“Anyone who stops learning is old, whether at twenty or eighty”. ~Henry Ford
I’m passionate about teaching and learning. Life is all about learning. Not a day goes by when I haven’t learnt something new. The Talmud (a record of rabbinic discussions pertaining to Jewish law, ethics, customs and history) contains several quotes regarding learning. Two of my favourites are –
“He who adds not to his learning diminishes it”; and
“For the unlearned, old age is winter; for the learned it is the season of the harvest”.
Winston Churchill one said “I am always ready to learn although I do not always like being taught.”
I think this mindset is familiar to a lot of people at different stages of their lives.
I’ve noticed that quilters like to learn. They like to learn how to improve their skills, how to perform certain tasks with precision and relevance; and how to overcome difficult procedures to achieve their goals. Quilt tutors like to impart their knowledge and expertise; they love to witness those light bulb moments when their students really “get it”, and they love to surprise and inspire their students with new and different ideas. To be able to learn and teach successfully there needs to be a meeting of the minds with regards to workshops and the expectations of both students and tutors.
I’ve noticed that most quilt organizations will have some sort of set of Workshop Rules issued to students with the expectation that they are abide by. I think it’s important to have some guidelines for students, but I feel many organizations don’t address the other side of the equation – what are the expectations of the students upon their tutors and will they be met?
I believe that if organizations can address both these aspects of workshops i.e. learning and teaching, then the expectations of stake holders will be met and probably exceeded.
I have on many occasions heard students expressing their disappointment at the presentation of information by certain tutors and I think this is something that needs open discussion. So here goes…..
Firstly let us look at the expectations of students upon their tutors. I am both a student and tutor in the field of quilting so I have experienced expectations on both sides of the fence.
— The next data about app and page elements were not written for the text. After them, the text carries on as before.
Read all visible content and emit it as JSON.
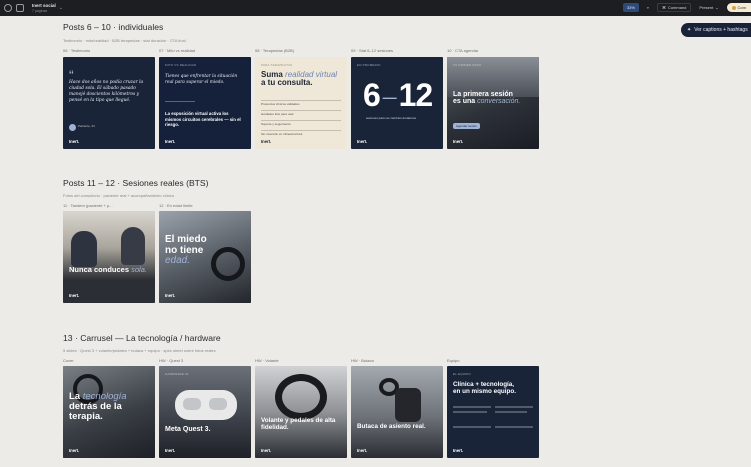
{
  "app": {
    "title": "Inert social",
    "subtitle": "7 páginas"
  },
  "toolbar": {
    "zoom": "33%",
    "command": "Command",
    "present": "Present",
    "share": "Com"
  },
  "pill": {
    "label": "Ver captions + hashtags"
  },
  "sections": [
    {
      "title": "Posts 6 – 10 · individuales",
      "subtitle": "Testimonio · mito/realidad · B2B terapeutas · stat duración · CTA final",
      "cards": [
        {
          "caption": "06 · Testimonio",
          "style": "testimonio",
          "text": "Hace dos años no podía cruzar la ciudad sola. El sábado pasado manejé doscientos kilómetros y pensé en la tipo que llegué.",
          "author": "Paciente, 34",
          "brand": "Inert."
        },
        {
          "caption": "07 · Mito vs realidad",
          "style": "mito",
          "tag": "MITO VS REALIDAD",
          "text": "Tienes que enfrentar la situación real para superar el miedo.",
          "text2": "La exposición virtual activa los mismos circuitos cerebrales — sin el riesgo.",
          "brand": "Inert."
        },
        {
          "caption": "08 · Terapeutas (B2B)",
          "style": "terapeutas",
          "tag": "PARA TERAPEUTAS",
          "text_a": "Suma",
          "text_b": "realidad virtual",
          "text_c": "a tu consulta.",
          "items": [
            "Protocolos clínicos validados",
            "Hardware listo para usar",
            "Soporte y seguimiento",
            "Sin inversión en infraestructura"
          ],
          "brand": "Inert."
        },
        {
          "caption": "09 · Stat 6–12 sesiones",
          "style": "stat",
          "tag": "EN PROMEDIO",
          "text_a": "6",
          "text_b": "12",
          "sub": "sesiones para ver cambios duraderos",
          "brand": "Inert."
        },
        {
          "caption": "10 · CTA agendar",
          "style": "cta",
          "tag": "TU PRIMER PASO",
          "text_a": "La primera sesión",
          "text_b": "es una",
          "text_c": "conversación.",
          "button": "Agendar sesión",
          "brand": "Inert."
        }
      ]
    },
    {
      "title": "Posts 11 – 12 · Sesiones reales (BTS)",
      "subtitle": "Fotos del consultorio · paciente real + acompañamiento clínico",
      "cards": [
        {
          "caption": "11 · Tandem (paciente + p...",
          "style": "tandem",
          "text_a": "Nunca conduces",
          "text_b": "sola.",
          "brand": "Inert."
        },
        {
          "caption": "12 · En edad límite",
          "style": "volante",
          "text_a": "El miedo",
          "text_b": "no tiene",
          "text_c": "edad.",
          "brand": "Inert."
        }
      ]
    },
    {
      "title": "13 · Carrusel — La tecnología / hardware",
      "subtitle": "5 slides · Quest 3 + volante/pedales + butaca + equipo · spec sheet sobre fotos reales",
      "cards": [
        {
          "caption": "Cover",
          "style": "cover",
          "text_a": "La",
          "text_b": "tecnología",
          "text_c": "detrás de la",
          "text_d": "terapia.",
          "brand": "Inert."
        },
        {
          "caption": "HW · Quest 3",
          "style": "quest",
          "tag": "HARDWARE 01",
          "text_a": "Meta Quest 3.",
          "brand": "Inert."
        },
        {
          "caption": "HW · Volante",
          "style": "volante2",
          "text_a": "Volante y pedales de alta fidelidad.",
          "brand": "Inert."
        },
        {
          "caption": "HW · Butaca",
          "style": "butaca",
          "text_a": "Butaca de asiento real.",
          "brand": "Inert."
        },
        {
          "caption": "Equipo",
          "style": "equipo",
          "tag": "EL EQUIPO",
          "text_a": "Clínica + tecnología,",
          "text_b": "en un mismo equipo.",
          "brand": "Inert."
        }
      ]
    }
  ]
}
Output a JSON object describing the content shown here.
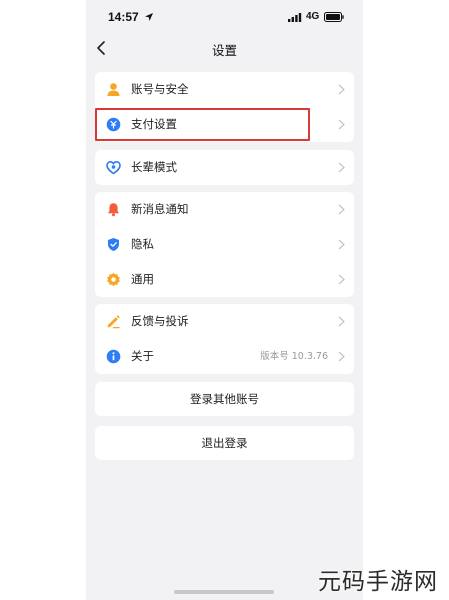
{
  "status_bar": {
    "time": "14:57",
    "network": "4G"
  },
  "nav": {
    "title": "设置"
  },
  "groups": [
    {
      "rows": [
        {
          "label": "账号与安全",
          "icon": "user-icon",
          "color": "#f5a623"
        },
        {
          "label": "支付设置",
          "icon": "payment-icon",
          "color": "#2f7cf6"
        }
      ]
    },
    {
      "rows": [
        {
          "label": "长辈模式",
          "icon": "heart-icon",
          "color": "#2f7cf6"
        }
      ]
    },
    {
      "rows": [
        {
          "label": "新消息通知",
          "icon": "bell-icon",
          "color": "#f25c3c"
        },
        {
          "label": "隐私",
          "icon": "shield-icon",
          "color": "#2f7cf6"
        },
        {
          "label": "通用",
          "icon": "gear-icon",
          "color": "#f5a623"
        }
      ]
    },
    {
      "rows": [
        {
          "label": "反馈与投诉",
          "icon": "pencil-icon",
          "color": "#f5a623"
        },
        {
          "label": "关于",
          "icon": "info-icon",
          "color": "#2f7cf6",
          "value": "版本号 10.3.76"
        }
      ]
    }
  ],
  "buttons": {
    "switch_account": "登录其他账号",
    "logout": "退出登录"
  },
  "watermark": "元码手游网",
  "colors": {
    "highlight": "#d93a37",
    "background": "#f2f2f4"
  }
}
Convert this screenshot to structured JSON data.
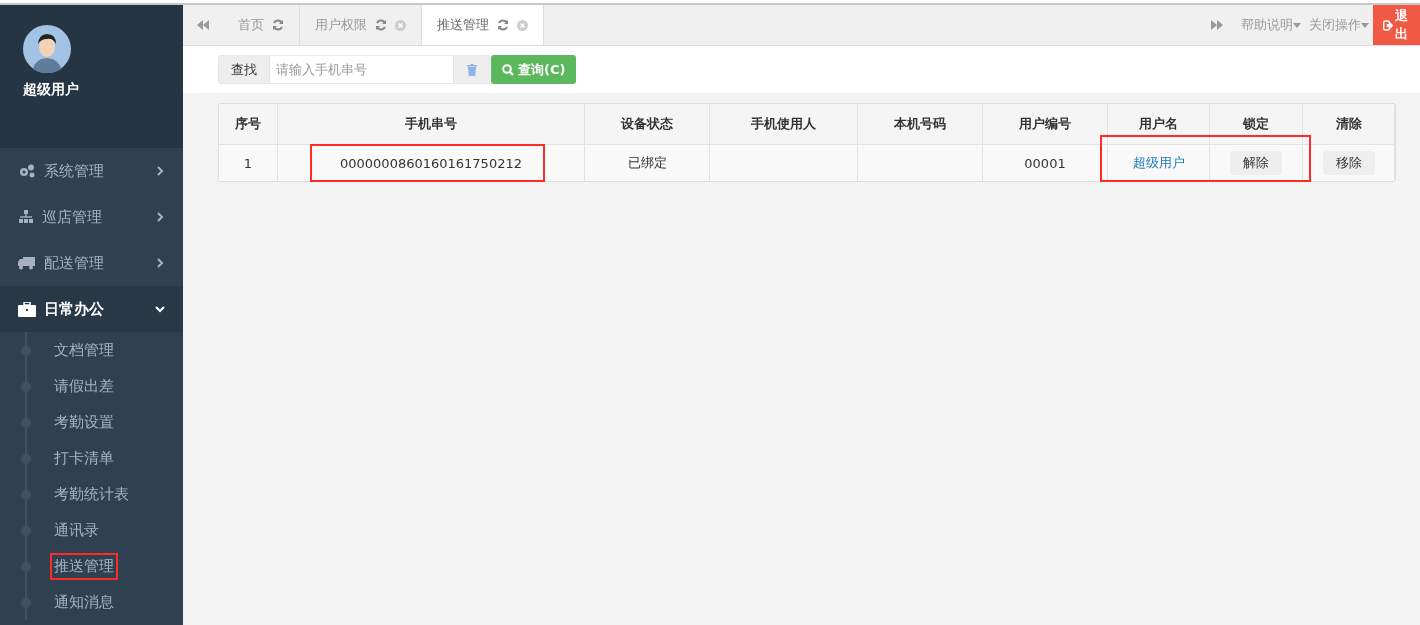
{
  "sidebar": {
    "user": {
      "name": "超级用户"
    },
    "menu": [
      {
        "label": "系统管理",
        "kind": "gears",
        "expanded": false
      },
      {
        "label": "巡店管理",
        "kind": "sitemap",
        "expanded": false
      },
      {
        "label": "配送管理",
        "kind": "truck",
        "expanded": false
      },
      {
        "label": "日常办公",
        "kind": "briefcase",
        "expanded": true,
        "children": [
          {
            "label": "文档管理",
            "highlighted": false
          },
          {
            "label": "请假出差",
            "highlighted": false
          },
          {
            "label": "考勤设置",
            "highlighted": false
          },
          {
            "label": "打卡清单",
            "highlighted": false
          },
          {
            "label": "考勤统计表",
            "highlighted": false
          },
          {
            "label": "通讯录",
            "highlighted": false
          },
          {
            "label": "推送管理",
            "highlighted": true
          },
          {
            "label": "通知消息",
            "highlighted": false
          }
        ]
      }
    ]
  },
  "tabs": [
    {
      "label": "首页",
      "selected": false,
      "closable": false
    },
    {
      "label": "用户权限",
      "selected": false,
      "closable": true
    },
    {
      "label": "推送管理",
      "selected": true,
      "closable": true
    }
  ],
  "top_actions": [
    "帮助说明",
    "关闭操作"
  ],
  "logout": "退出",
  "search": {
    "label": "查找",
    "placeholder": "请输入手机串号",
    "button": "查询(C)"
  },
  "table": {
    "columns": [
      "序号",
      "手机串号",
      "设备状态",
      "手机使用人",
      "本机号码",
      "用户编号",
      "用户名",
      "锁定",
      "清除"
    ],
    "rows": [
      [
        {
          "text": "1",
          "kind": "text",
          "highlighted": false
        },
        {
          "text": "0000000860160161750212",
          "kind": "text",
          "highlighted": true
        },
        {
          "text": "已绑定",
          "kind": "text",
          "highlighted": false
        },
        {
          "text": "",
          "kind": "text",
          "highlighted": false
        },
        {
          "text": "",
          "kind": "text",
          "highlighted": false
        },
        {
          "text": "00001",
          "kind": "text",
          "highlighted": false
        },
        {
          "text": "超级用户",
          "kind": "link",
          "highlighted": true
        },
        {
          "text": "解除",
          "kind": "button",
          "highlighted": true
        },
        {
          "text": "移除",
          "kind": "button",
          "highlighted": false
        }
      ]
    ]
  }
}
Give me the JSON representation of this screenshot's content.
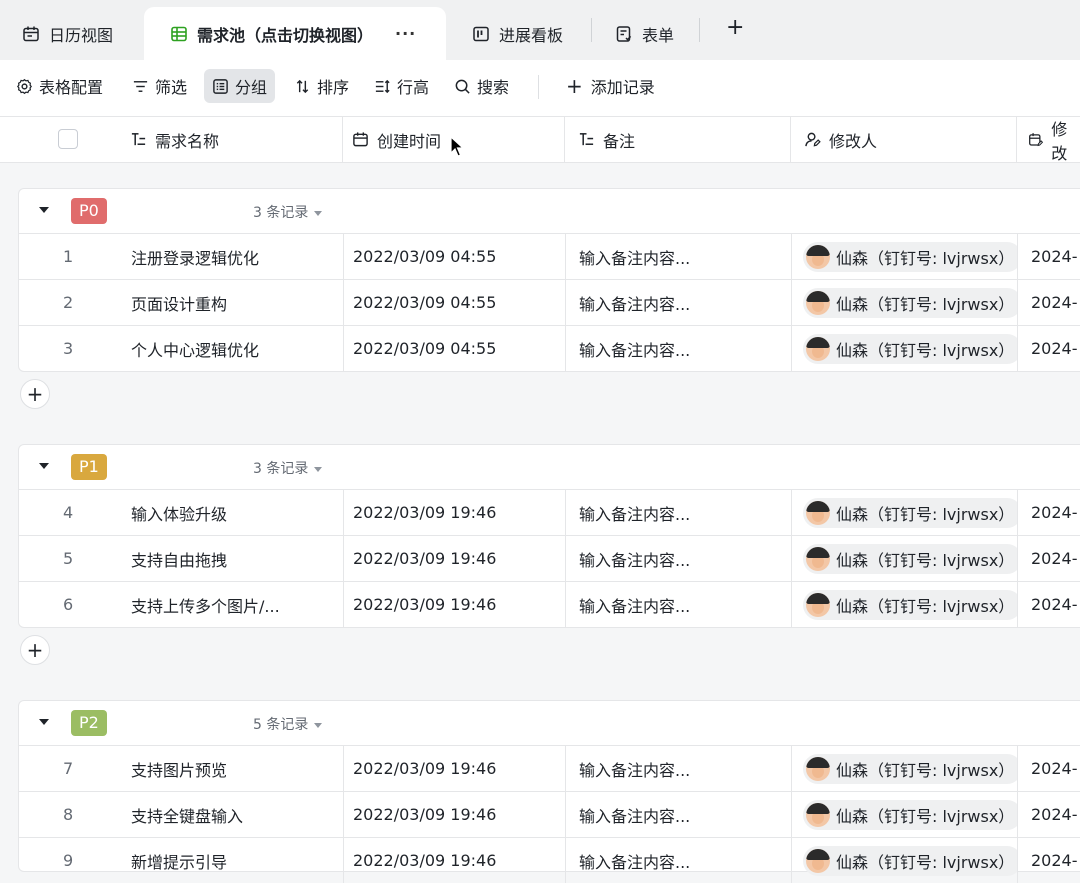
{
  "tabs": [
    {
      "label": "日历视图",
      "icon": "calendar-icon"
    },
    {
      "label": "需求池（点击切换视图）",
      "icon": "grid-table-icon",
      "more": "···"
    },
    {
      "label": "进展看板",
      "icon": "kanban-icon"
    },
    {
      "label": "表单",
      "icon": "form-icon"
    }
  ],
  "tab_add": "+",
  "toolbar": {
    "config": "表格配置",
    "filter": "筛选",
    "group": "分组",
    "sort": "排序",
    "row_height": "行高",
    "search": "搜索",
    "add_record": "添加记录",
    "add_plus": "+"
  },
  "columns": [
    "需求名称",
    "创建时间",
    "备注",
    "修改人",
    "修改"
  ],
  "groups": [
    {
      "tag": "P0",
      "tag_color": "#e06c6c",
      "count": "3 条记录",
      "rows": [
        {
          "num": "1",
          "name": "注册登录逻辑优化",
          "time": "2022/03/09 04:55",
          "note": "输入备注内容...",
          "person": "仙森（钉钉号: lvjrwsx）",
          "mod": "2024-"
        },
        {
          "num": "2",
          "name": "页面设计重构",
          "time": "2022/03/09 04:55",
          "note": "输入备注内容...",
          "person": "仙森（钉钉号: lvjrwsx）",
          "mod": "2024-"
        },
        {
          "num": "3",
          "name": "个人中心逻辑优化",
          "time": "2022/03/09 04:55",
          "note": "输入备注内容...",
          "person": "仙森（钉钉号: lvjrwsx）",
          "mod": "2024-"
        }
      ]
    },
    {
      "tag": "P1",
      "tag_color": "#d9a83e",
      "count": "3 条记录",
      "rows": [
        {
          "num": "4",
          "name": "输入体验升级",
          "time": "2022/03/09 19:46",
          "note": "输入备注内容...",
          "person": "仙森（钉钉号: lvjrwsx）",
          "mod": "2024-"
        },
        {
          "num": "5",
          "name": "支持自由拖拽",
          "time": "2022/03/09 19:46",
          "note": "输入备注内容...",
          "person": "仙森（钉钉号: lvjrwsx）",
          "mod": "2024-"
        },
        {
          "num": "6",
          "name": "支持上传多个图片/...",
          "time": "2022/03/09 19:46",
          "note": "输入备注内容...",
          "person": "仙森（钉钉号: lvjrwsx）",
          "mod": "2024-"
        }
      ]
    },
    {
      "tag": "P2",
      "tag_color": "#9bbd63",
      "count": "5 条记录",
      "rows": [
        {
          "num": "7",
          "name": "支持图片预览",
          "time": "2022/03/09 19:46",
          "note": "输入备注内容...",
          "person": "仙森（钉钉号: lvjrwsx）",
          "mod": "2024-"
        },
        {
          "num": "8",
          "name": "支持全键盘输入",
          "time": "2022/03/09 19:46",
          "note": "输入备注内容...",
          "person": "仙森（钉钉号: lvjrwsx）",
          "mod": "2024-"
        },
        {
          "num": "9",
          "name": "新增提示引导",
          "time": "2022/03/09 19:46",
          "note": "输入备注内容...",
          "person": "仙森（钉钉号: lvjrwsx）",
          "mod": "2024-"
        }
      ]
    }
  ],
  "add_row": "+"
}
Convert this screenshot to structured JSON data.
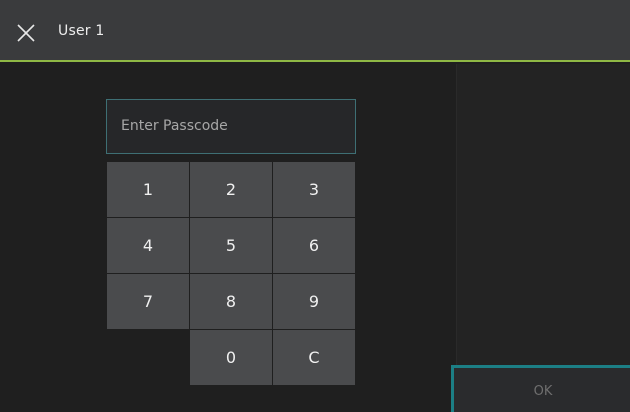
{
  "header": {
    "title": "User 1",
    "close_icon": "close-icon"
  },
  "passcode": {
    "placeholder": "Enter Passcode",
    "value": ""
  },
  "keypad": {
    "keys": [
      "1",
      "2",
      "3",
      "4",
      "5",
      "6",
      "7",
      "8",
      "9",
      "0",
      "C"
    ]
  },
  "actions": {
    "ok_label": "OK",
    "ok_enabled": false
  },
  "colors": {
    "header_bg": "#3a3b3d",
    "accent_line": "#8fb845",
    "field_border": "#3e6f74",
    "key_bg": "#4a4b4d",
    "ok_border": "#1c7f85",
    "background": "#1f1f1f"
  }
}
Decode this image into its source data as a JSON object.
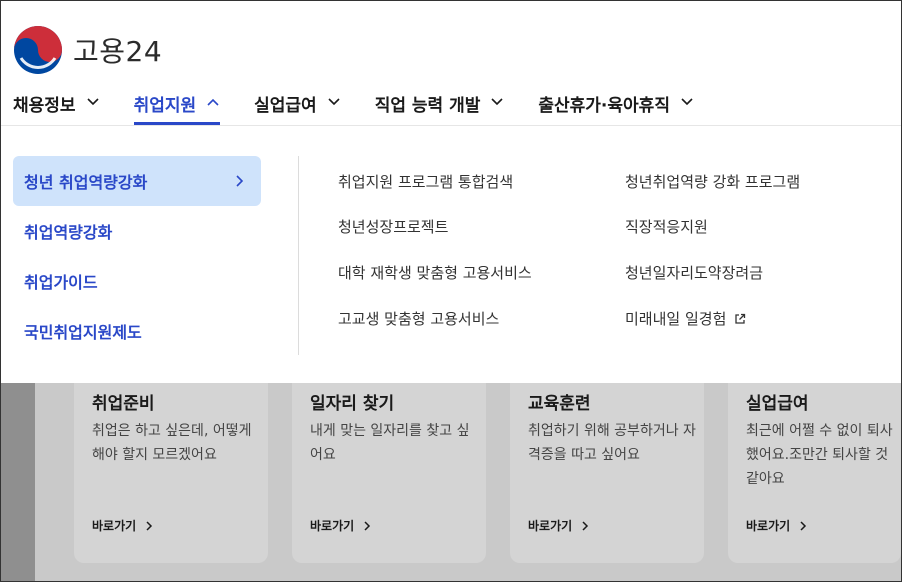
{
  "brand": {
    "name": "고용24"
  },
  "gnb": [
    {
      "label": "채용정보",
      "active": false
    },
    {
      "label": "취업지원",
      "active": true
    },
    {
      "label": "실업급여",
      "active": false
    },
    {
      "label": "직업 능력 개발",
      "active": false
    },
    {
      "label": "출산휴가·육아휴직",
      "active": false
    }
  ],
  "side_menu": [
    {
      "label": "청년 취업역량강화",
      "selected": true
    },
    {
      "label": "취업역량강화",
      "selected": false
    },
    {
      "label": "취업가이드",
      "selected": false
    },
    {
      "label": "국민취업지원제도",
      "selected": false
    }
  ],
  "sub_links": [
    {
      "label": "취업지원 프로그램 통합검색",
      "external": false
    },
    {
      "label": "청년취업역량 강화 프로그램",
      "external": false
    },
    {
      "label": "청년성장프로젝트",
      "external": false
    },
    {
      "label": "직장적응지원",
      "external": false
    },
    {
      "label": "대학 재학생 맞춤형 고용서비스",
      "external": false
    },
    {
      "label": "청년일자리도약장려금",
      "external": false
    },
    {
      "label": "고교생 맞춤형 고용서비스",
      "external": false
    },
    {
      "label": "미래내일 일경험",
      "external": true
    }
  ],
  "cards": [
    {
      "title": "취업준비",
      "desc": "취업은 하고 싶은데, 어떻게 해야 할지 모르겠어요",
      "go": "바로가기"
    },
    {
      "title": "일자리 찾기",
      "desc": "내게 맞는 일자리를 찾고 싶어요",
      "go": "바로가기"
    },
    {
      "title": "교육훈련",
      "desc": "취업하기 위해 공부하거나 자격증을 따고 싶어요",
      "go": "바로가기"
    },
    {
      "title": "실업급여",
      "desc": "최근에 어쩔 수 없이 퇴사했어요.조만간 퇴사할 것 같아요",
      "go": "바로가기"
    }
  ],
  "colors": {
    "accent": "#2a48c8",
    "selected_bg": "#cfe3fb",
    "flag_red": "#cd2e3a",
    "flag_blue": "#0047a0"
  },
  "icons": {
    "logo": "taegeuk-logo-icon",
    "chevron": "chevron-down-icon",
    "arrow": "chevron-right-icon",
    "external": "external-link-icon"
  }
}
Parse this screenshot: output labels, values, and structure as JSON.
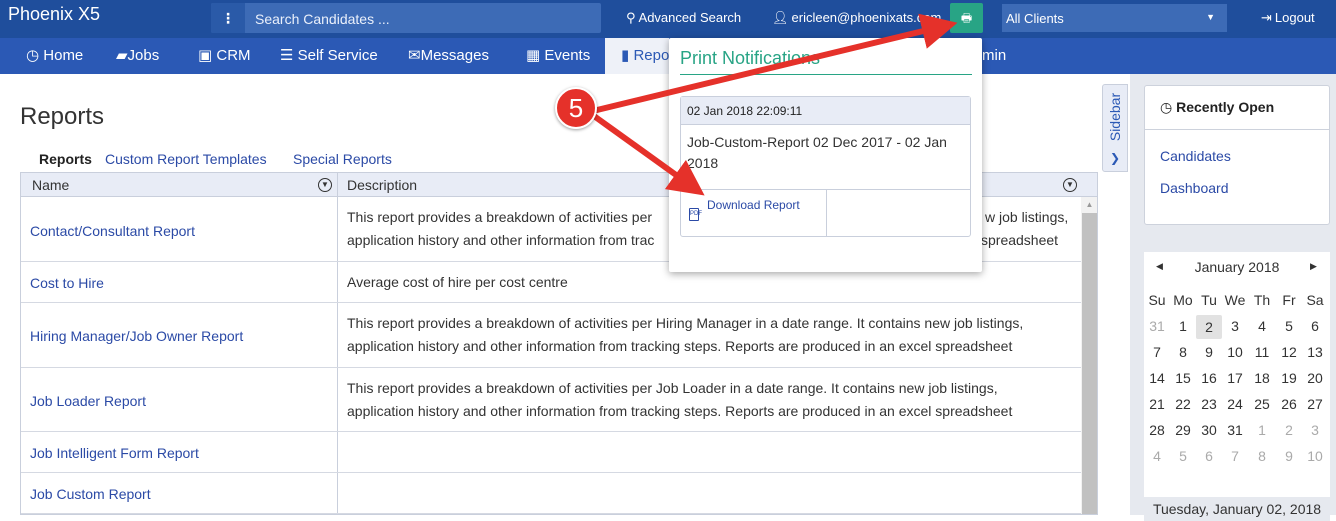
{
  "app": {
    "title": "Phoenix X5"
  },
  "topbar": {
    "search_placeholder": "Search Candidates ...",
    "advanced_search": "Advanced Search",
    "user_email": "ericleen@phoenixats.com",
    "client_select": "All Clients",
    "logout": "Logout"
  },
  "nav": {
    "home": "Home",
    "jobs": "Jobs",
    "crm": "CRM",
    "self_service": "Self Service",
    "messages": "Messages",
    "events": "Events",
    "reports_partial": "Repo",
    "admin_partial": "min"
  },
  "reports": {
    "title": "Reports",
    "subtabs": {
      "reports": "Reports",
      "custom_templates": "Custom Report Templates",
      "special_reports": "Special Reports"
    },
    "columns": {
      "name": "Name",
      "description": "Description"
    },
    "rows": [
      {
        "name": "Contact/Consultant Report",
        "desc_line1": "This report provides a breakdown of activities per",
        "desc_line1_tail": "w job listings,",
        "desc_line2": "application history and other information from trac",
        "desc_line2_tail": "spreadsheet"
      },
      {
        "name": "Cost to Hire",
        "desc_line1": "Average cost of hire per cost centre"
      },
      {
        "name": "Hiring Manager/Job Owner Report",
        "desc_line1": "This report provides a breakdown of activities per Hiring Manager in a date range. It contains new job listings,",
        "desc_line2": "application history and other information from tracking steps. Reports are produced in an excel spreadsheet"
      },
      {
        "name": "Job Loader Report",
        "desc_line1": "This report provides a breakdown of activities per Job Loader in a date range. It contains new job listings,",
        "desc_line2": "application history and other information from tracking steps. Reports are produced in an excel spreadsheet"
      },
      {
        "name": "Job Intelligent Form Report"
      },
      {
        "name": "Job Custom Report"
      }
    ]
  },
  "sidebar_tab": {
    "label": "Sidebar"
  },
  "recently_open": {
    "title": "Recently Open",
    "items": [
      "Candidates",
      "Dashboard"
    ]
  },
  "calendar": {
    "month": "January 2018",
    "weekdays": [
      "Su",
      "Mo",
      "Tu",
      "We",
      "Th",
      "Fr",
      "Sa"
    ],
    "weeks": [
      [
        "31",
        "1",
        "2",
        "3",
        "4",
        "5",
        "6"
      ],
      [
        "7",
        "8",
        "9",
        "10",
        "11",
        "12",
        "13"
      ],
      [
        "14",
        "15",
        "16",
        "17",
        "18",
        "19",
        "20"
      ],
      [
        "21",
        "22",
        "23",
        "24",
        "25",
        "26",
        "27"
      ],
      [
        "28",
        "29",
        "30",
        "31",
        "1",
        "2",
        "3"
      ],
      [
        "4",
        "5",
        "6",
        "7",
        "8",
        "9",
        "10"
      ]
    ],
    "footer": "Tuesday, January 02, 2018"
  },
  "print_notifications": {
    "title": "Print Notifications",
    "timestamp": "02 Jan 2018 22:09:11",
    "report_name": "Job-Custom-Report 02 Dec 2017 - 02 Jan 2018",
    "download_label": "Download Report"
  },
  "annotation": {
    "step": "5",
    "color": "#e5312a"
  }
}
When I decide to attend a workshop as a student, the most important outcome for me is to receive what I call VT & VM; Value for Time, followed closely by Value for Money. My time and how it is expended is extremely important to me. As it is, I’m never going to get every quilt I desire to make, completed in two lifetimes, let alone one! So for me, time is of the essence.
I expect to be fully informed about the nature of the workshop to facilitate a decision on whether to take the workshop or not. A Workshop Outline is an excellent way of imparting critical information to prospective students. I expect to be informed in a few simple paragraphs by the actual tutor, on the type of class being offered, together with the anticipated outcomes, methods and modus operandi of reaching those outcomes. The Workshop Outline should not only contain the core information of what, why, where, when and how of the workshop on offer, but a comprehensive list of requirements and materials needed including specific tools required to enable me to achieve a successful outcome.
I would also expect that if this workshop is aimed at a specific level of skills (i.e. advanced skills required), that this essential information is explained clearly in the Workshop Outline. I would expect there to be a guideline provided to students outlining what skills determine an advanced student.
I expect that tutors will ensure that tools and equipment required for the workshop are available and in stock and there is ample supply, so that all the students can be catered for, which means no wasting precious time in borrowing of equipment from other students.
I always expect the workshop teaching area to be roomy, well lit, have comfortable tables and seating, and have plenty of access to sufficient peripheral equipment such as cutting boards, ironing boards and the like.
Punctuality of start and finish times is a very important expectation for me. I make arrangements to fit around my workshop, and so I expect the start and finish times to be adhered to.
I have a very reasonable expectation that I won’t find myself in a workshop bursting at the seams with students. I expect to be able to learn in an area and environment that is favourable and conducive to a happy and successful experience.
This takes me to my expectations of the tutor. I expect the tutor to fulfill my expectations of learning. I trust that the tutor has the knowledge and skills and desire to impart knowledge in a friendly and amiable demeanor. It is important that the tutor has a “generosity of spirit”. I also expect the tutor to be able to handle “demanding students” so that the whole class gets the necessary attention each individual needs. Students absorb any information the tutor wishes to impart, and I have the reasonable expectation that the tutor will have the capacity to be flexible in her teaching to facilitate a satisfying experience for all.
So that in a nutshell is an outline of my expectations as a student when I attend a workshop. I would very much like to hear your comments about this subject. It’s not all about the business and the tutor. I believe that students have a very strong stake in their learning and deserve to voice their expectations to reach their desired goal – of successful learning in their field of interest.
A final quote from Richard Bach – “Teaching is reminding others that they know just as well as you. You are all learners, doers and tutors.”
Go to the forum site to make any comments. The link is at the bottom of this article.In a few weeks, I’ll be writing about my expectations as a tutor. Watch out for it.